The Met Office has been responsible for our essential weather forecasts for over 90 years. They have been behind every BBC reports and have even contributed towards the governmental planning towards upcoming extreme weather events. Over its time the Met Office has then very much become a part of everyday life within the UK, and so the BBC’s announcement that their contract was to finish came as somewhat of a shock to the industry. To this end here we take a look at just what this may mean for our weather forecasts.
The BBC and the Met Office
The Met Office have been partnered with the BBC since 1922, where the very first forecast was broadcast over the waves of Radio one on the 14th of November. Fast forward almost one hundred years however and the BBC were making the shock announcement of ending their contract, and tendering it on further to other organisations.

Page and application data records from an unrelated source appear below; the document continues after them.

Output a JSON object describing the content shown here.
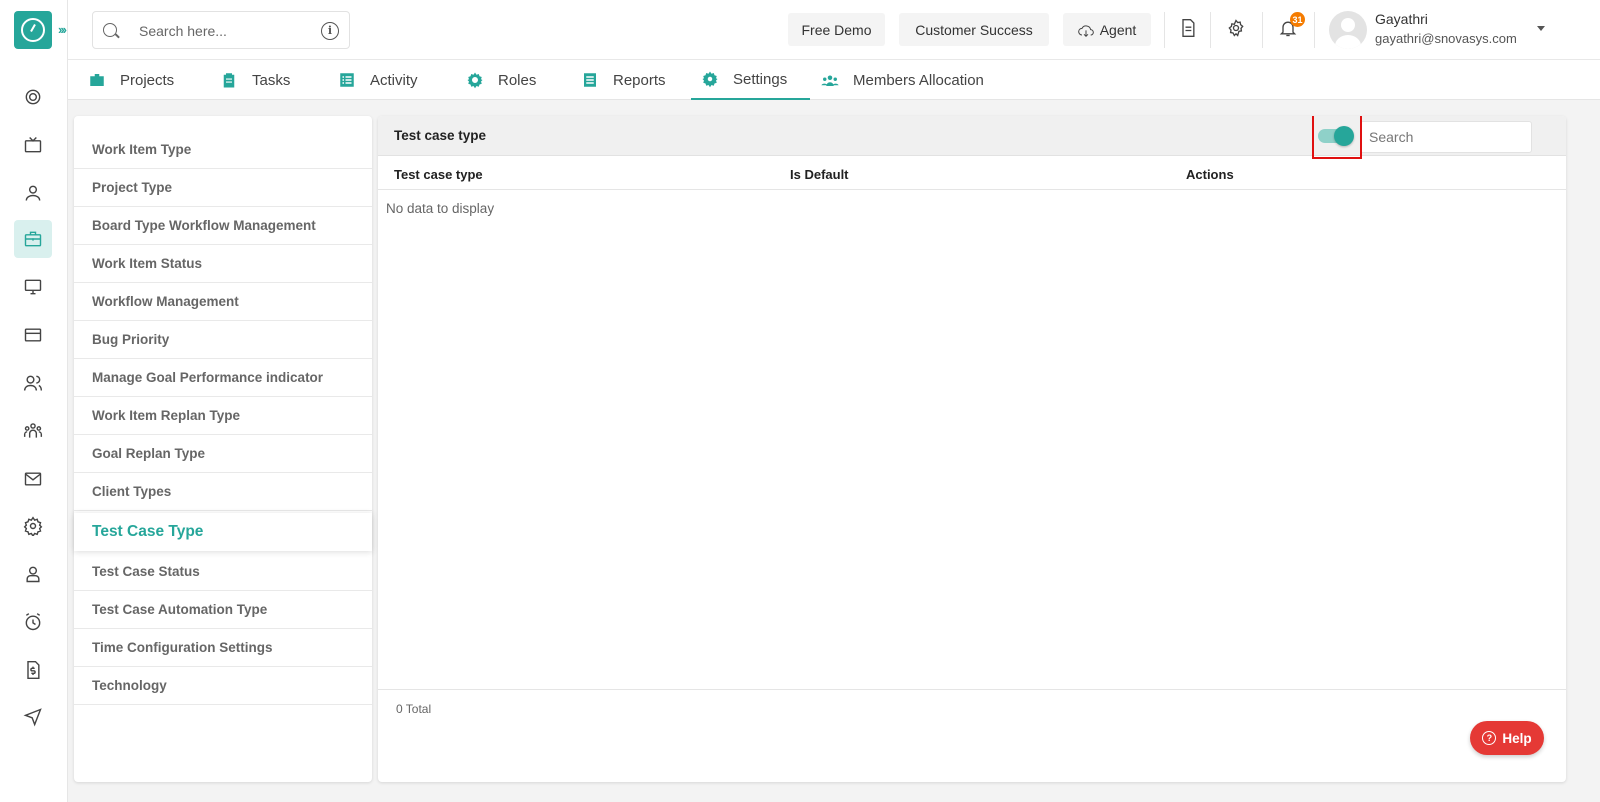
{
  "topbar": {
    "search_placeholder": "Search here...",
    "free_demo": "Free Demo",
    "customer_success": "Customer Success",
    "agent": "Agent",
    "notification_count": "31",
    "user_name": "Gayathri",
    "user_email": "gayathri@snovasys.com"
  },
  "tabs": [
    {
      "label": "Projects"
    },
    {
      "label": "Tasks"
    },
    {
      "label": "Activity"
    },
    {
      "label": "Roles"
    },
    {
      "label": "Reports"
    },
    {
      "label": "Settings"
    },
    {
      "label": "Members Allocation"
    }
  ],
  "side_menu": [
    {
      "label": "Work Item Type"
    },
    {
      "label": "Project Type"
    },
    {
      "label": "Board Type Workflow Management"
    },
    {
      "label": "Work Item Status"
    },
    {
      "label": "Workflow Management"
    },
    {
      "label": "Bug Priority"
    },
    {
      "label": "Manage Goal Performance indicator"
    },
    {
      "label": "Work Item Replan Type"
    },
    {
      "label": "Goal Replan Type"
    },
    {
      "label": "Client Types"
    },
    {
      "label": "Test Case Type"
    },
    {
      "label": "Test Case Status"
    },
    {
      "label": "Test Case Automation Type"
    },
    {
      "label": "Time Configuration Settings"
    },
    {
      "label": "Technology"
    }
  ],
  "panel": {
    "title": "Test case type",
    "search_placeholder": "Search",
    "columns": [
      "Test case type",
      "Is Default",
      "Actions"
    ],
    "empty_text": "No data to display",
    "total": "0 Total"
  },
  "help_label": "Help",
  "colors": {
    "accent": "#26a69a",
    "highlight": "#e01010",
    "help": "#e53935",
    "badge": "#f57c00"
  }
}
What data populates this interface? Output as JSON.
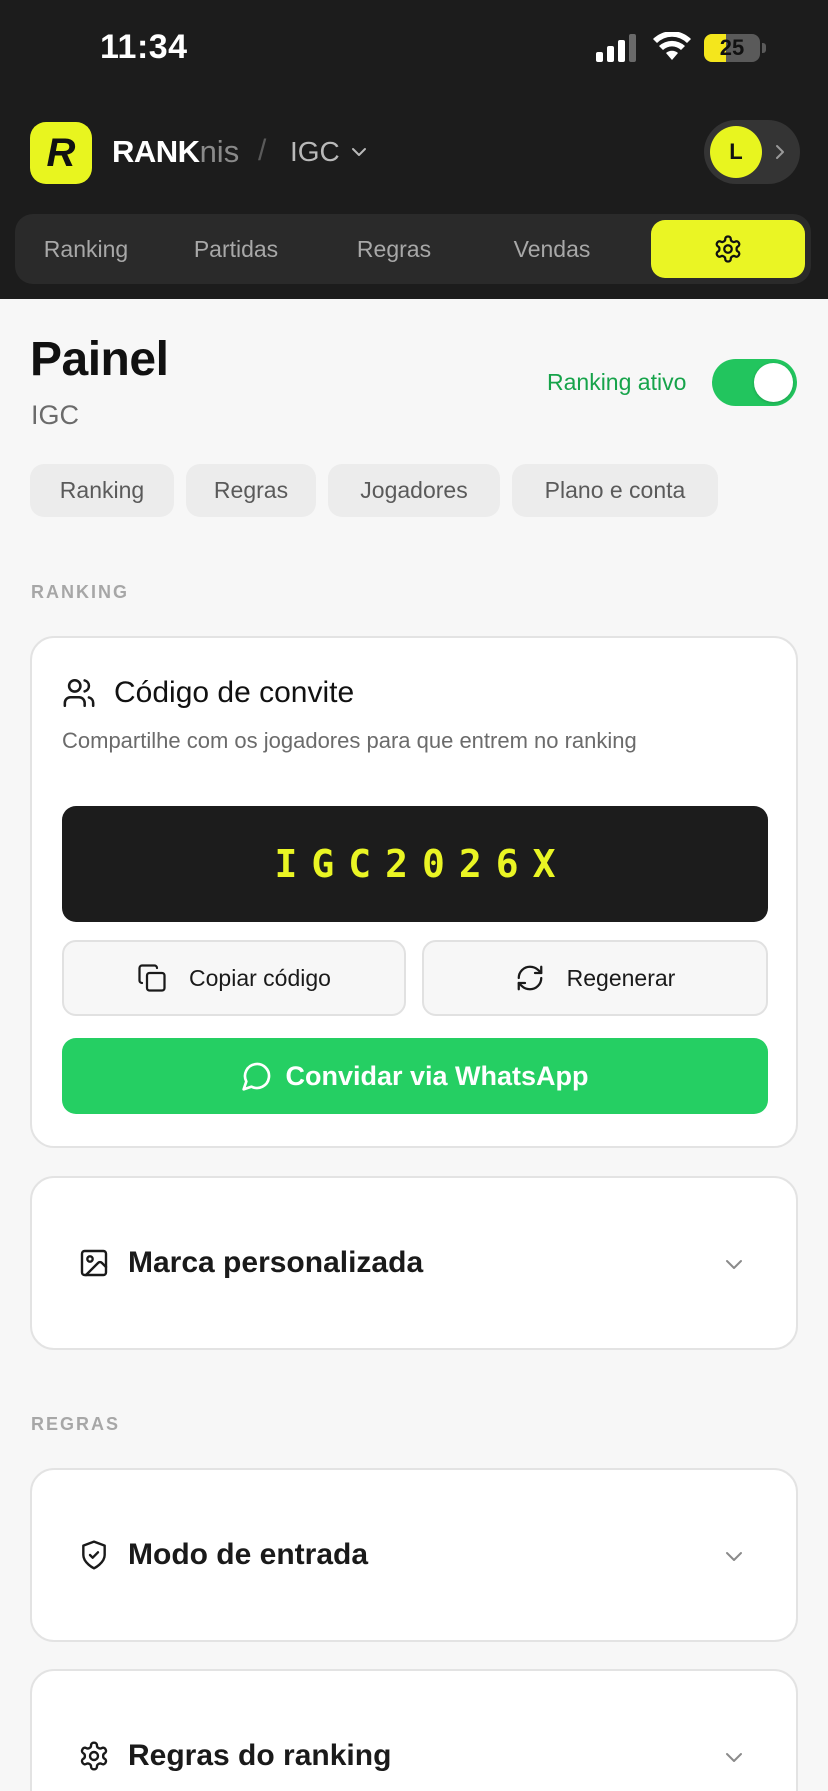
{
  "status_bar": {
    "time": "11:34",
    "battery_level": "25",
    "battery_fraction": 0.25,
    "icons": [
      "signal-icon",
      "wifi-icon",
      "battery-icon"
    ]
  },
  "header": {
    "logo_letter": "R",
    "brand_strong": "RANK",
    "brand_light": "nis",
    "separator": "/",
    "org_name": "IGC",
    "avatar_initial": "L"
  },
  "nav": {
    "tabs": [
      {
        "label": "Ranking"
      },
      {
        "label": "Partidas"
      },
      {
        "label": "Regras"
      },
      {
        "label": "Vendas"
      }
    ],
    "active_icon": "gear-icon"
  },
  "page": {
    "title": "Painel",
    "subtitle": "IGC",
    "active_label": "Ranking ativo",
    "active": true
  },
  "subtabs": [
    {
      "label": "Ranking"
    },
    {
      "label": "Regras"
    },
    {
      "label": "Jogadores"
    },
    {
      "label": "Plano e conta"
    }
  ],
  "sections": {
    "ranking_label": "RANKING",
    "rules_label": "REGRAS"
  },
  "invite_card": {
    "icon": "users-icon",
    "title": "Código de convite",
    "description": "Compartilhe com os jogadores para que entrem no ranking",
    "code": "IGC2026X",
    "copy_label": "Copiar código",
    "regen_label": "Regenerar",
    "whatsapp_label": "Convidar via WhatsApp"
  },
  "accordions": {
    "brand": {
      "title": "Marca personalizada",
      "icon": "image-icon"
    },
    "entry": {
      "title": "Modo de entrada",
      "icon": "shield-check-icon"
    },
    "rules": {
      "title": "Regras do ranking",
      "icon": "gear-icon"
    }
  },
  "colors": {
    "accent": "#eaf524",
    "dark": "#1c1c1c",
    "success": "#22c55e",
    "whatsapp": "#25cf63"
  }
}
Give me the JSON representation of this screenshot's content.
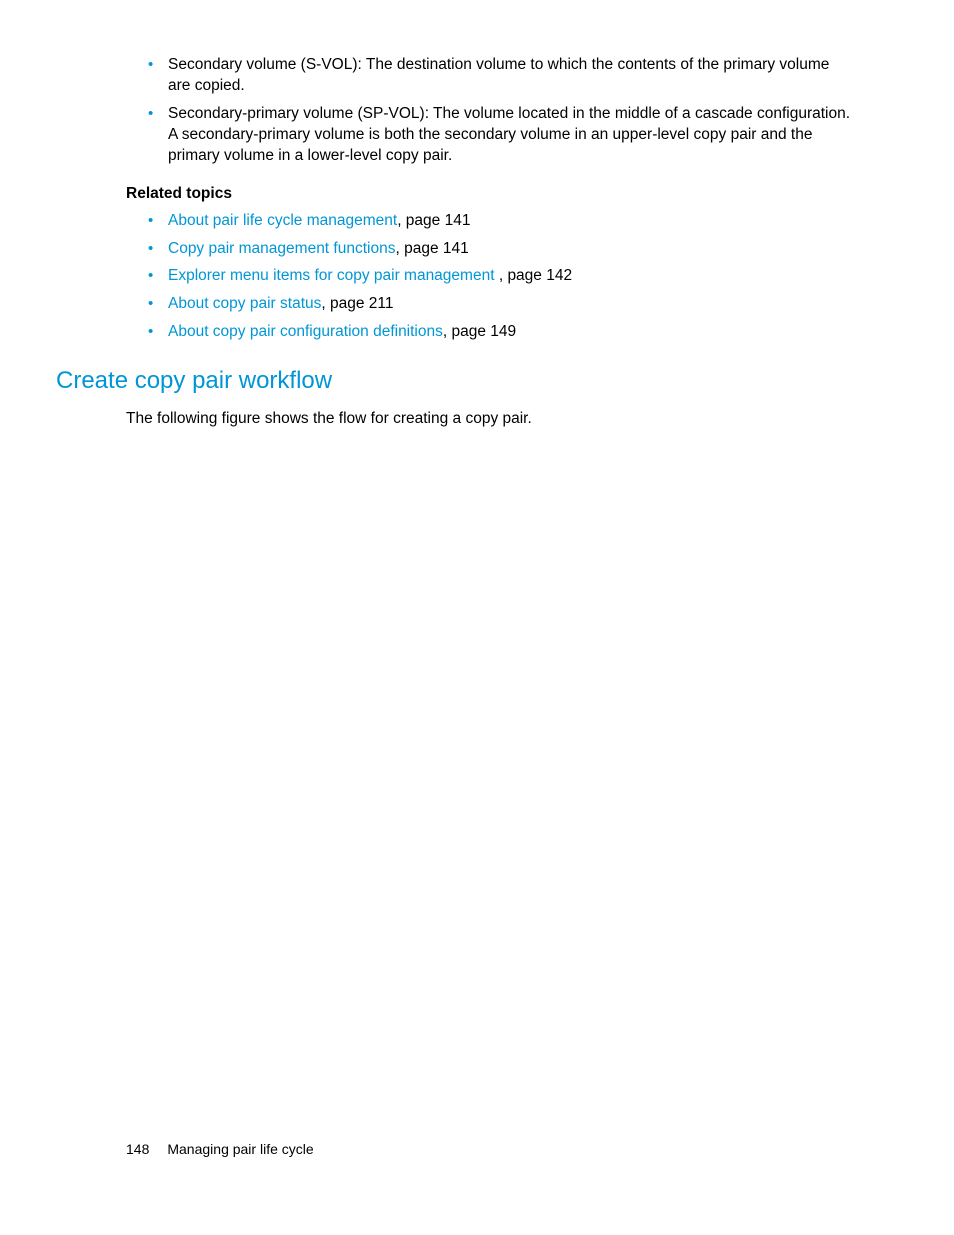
{
  "body": {
    "bullets": [
      "Secondary volume (S-VOL): The destination volume to which the contents of the primary volume are copied.",
      "Secondary-primary volume (SP-VOL): The volume located in the middle of a cascade configuration. A secondary-primary volume is both the secondary volume in an upper-level copy pair and the primary volume in a lower-level copy pair."
    ]
  },
  "related": {
    "heading": "Related topics",
    "items": [
      {
        "link": "About pair life cycle management",
        "suffix": ", page 141"
      },
      {
        "link": "Copy pair management functions",
        "suffix": ", page 141"
      },
      {
        "link": "Explorer menu items for copy pair management ",
        "suffix": ", page 142"
      },
      {
        "link": "About copy pair status",
        "suffix": ", page 211"
      },
      {
        "link": "About copy pair configuration definitions",
        "suffix": ", page 149"
      }
    ]
  },
  "section": {
    "heading": "Create copy pair workflow",
    "para": "The following figure shows the flow for creating a copy pair."
  },
  "footer": {
    "page": "148",
    "title": "Managing pair life cycle"
  }
}
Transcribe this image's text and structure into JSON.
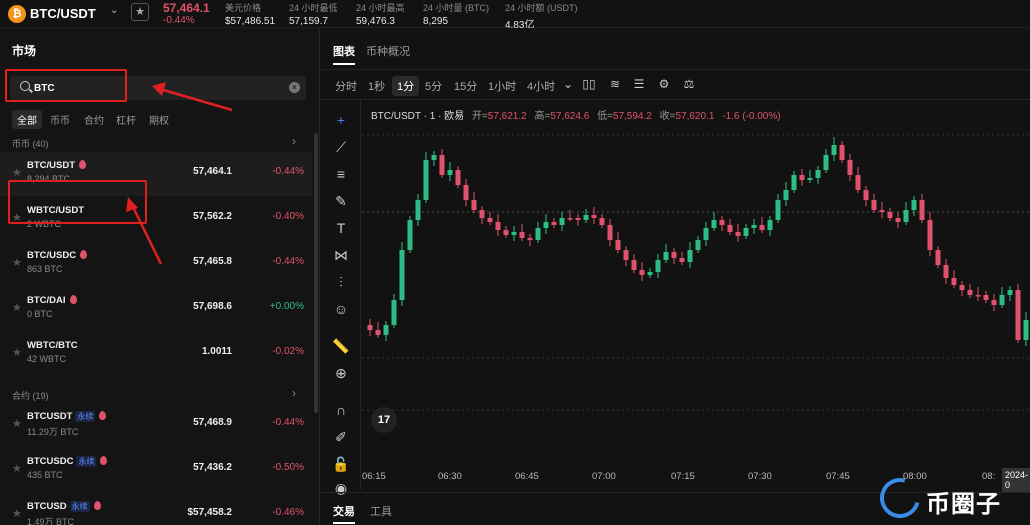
{
  "header": {
    "coin_logo": "₿",
    "pair": "BTC/USDT",
    "price": "57,464.1",
    "change": "-0.44%",
    "stats": [
      {
        "label": "美元价格",
        "value": "$57,486.51"
      },
      {
        "label": "24 小时最低",
        "value": "57,159.7"
      },
      {
        "label": "24 小时最高",
        "value": "59,476.3"
      },
      {
        "label": "24 小时量 (BTC)",
        "value": "8,295"
      },
      {
        "label": "24 小时额 (USDT)",
        "value": "4.83亿"
      }
    ]
  },
  "market": {
    "title": "市场",
    "search_value": "BTC",
    "categories": [
      "全部",
      "币币",
      "合约",
      "杠杆",
      "期权"
    ],
    "spot_section": "币币 (40)",
    "futures_section": "合约 (19)",
    "spot_rows": [
      {
        "symbol": "BTC/USDT",
        "sub": "8,294 BTC",
        "price": "57,464.1",
        "change": "-0.44%",
        "hot": true
      },
      {
        "symbol": "WBTC/USDT",
        "sub": "2 WBTC",
        "price": "57,562.2",
        "change": "-0.40%",
        "hot": false
      },
      {
        "symbol": "BTC/USDC",
        "sub": "863 BTC",
        "price": "57,465.8",
        "change": "-0.44%",
        "hot": true
      },
      {
        "symbol": "BTC/DAI",
        "sub": "0 BTC",
        "price": "57,698.6",
        "change": "+0.00%",
        "hot": true
      },
      {
        "symbol": "WBTC/BTC",
        "sub": "42 WBTC",
        "price": "1.0011",
        "change": "-0.02%",
        "hot": false
      }
    ],
    "futures_rows": [
      {
        "symbol": "BTCUSDT",
        "tag": "永续",
        "sub": "11.29万 BTC",
        "price": "57,468.9",
        "change": "-0.44%"
      },
      {
        "symbol": "BTCUSDC",
        "tag": "永续",
        "sub": "435 BTC",
        "price": "57,436.2",
        "change": "-0.50%"
      },
      {
        "symbol": "BTCUSD",
        "tag": "永续",
        "sub": "1.49万 BTC",
        "price": "$57,458.2",
        "change": "-0.46%"
      }
    ]
  },
  "chart_panel": {
    "tabs": [
      "图表",
      "币种概况"
    ],
    "timeframes": [
      "分时",
      "1秒",
      "1分",
      "5分",
      "15分",
      "1小时",
      "4小时"
    ],
    "legend": {
      "title": "BTC/USDT · 1 · 欧易",
      "open_label": "开=",
      "open": "57,621.2",
      "high_label": "高=",
      "high": "57,624.6",
      "low_label": "低=",
      "low": "57,594.2",
      "close_label": "收=",
      "close": "57,620.1",
      "change": "-1.6 (-0.00%)"
    },
    "x_labels": [
      "06:15",
      "06:30",
      "06:45",
      "07:00",
      "07:15",
      "07:30",
      "07:45",
      "08:00",
      "08:"
    ],
    "x_label_box": "2024-0",
    "tv_logo": "17",
    "bottom_tabs": [
      "交易",
      "工具"
    ]
  },
  "chart_data": {
    "type": "candlestick",
    "interval": "1m",
    "x_ticks": [
      "06:15",
      "06:30",
      "06:45",
      "07:00",
      "07:15",
      "07:30",
      "07:45",
      "08:00"
    ]
  },
  "watermark": {
    "text": "币圈子"
  },
  "colors": {
    "up": "#2ebd85",
    "down": "#e0526b",
    "accent": "#3b82f6"
  }
}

“We are legally required to go through an open tender process and take forward the strongest bids to make sure we secure both the best possible service and value for money for the licence fee payer.”
– BBC Spokesman
The BBC have argued that this move has been due to their ongoing mission to seek the very best value for money for licence fee payers, however professionals within the industry have been somewhat alarmed, with predictions that range from weather reports that will become a little less reliable, right through to complete dismay that UK residents will be soon served up with completely incorrect weather data and predictions.
“We have one of the best Met offices in the world… there won’t be any more accurate (service) from anyone else, far less.”
– Bill Giles, BBC Radio 5 Live Weather Reporter
The robust reliability of Met Office data
Today the Met Office is regarded as the best forecasting body in the entire world, and now provides four day weather forecasts that are as accurate as the 24 hour forecasts from 30 years ago. In solid statistics this means that their next day temperatures are correct for 91% of the time.
And whilst the BBC are yet to confirm any solid contenders for the new providers, we can at least be certain that they won’t be as accurate a provider as the Met Office has been.
Accusations of ‘dumbing down’ weather reporting and a rumour about the Met Office’s two star SmartPhone app
Other professionals within the weather industry have accused the BBC of dumbing down their weather reports, and that this point of contention had led to friction between the BBC and the Met Office.
What’s more the same official BBC source also leaked that the seeming inability for the Met Office to create a worthy SmartPhone app also led to the broadcaster’s dissatisfaction at the Met Office as the official provider for BBC weather reports.
A final word upon extreme weather warnings
It’s finally worth pointing out that the BBC themselves may not be completely confident that their new provider, whoever that may be, will live up to their predecessor’s track record. As is hinted at by the fact that the BBC will still rely upon the Met Office for the most serious and most extreme of weather events.
The team at APIXU were pretty surprised by the BBC’s announcement of the changing of the Met Office contract, particularly as we know them to have been, and to continue to be a particularly reliable source of solid weather data. Nevertheless the realm of data for consumer forecasts is one that never slows in its advancement. And for the team that is always innovating with new weather API features, there is APIXU: who power some of the most innovative weather apps in the world.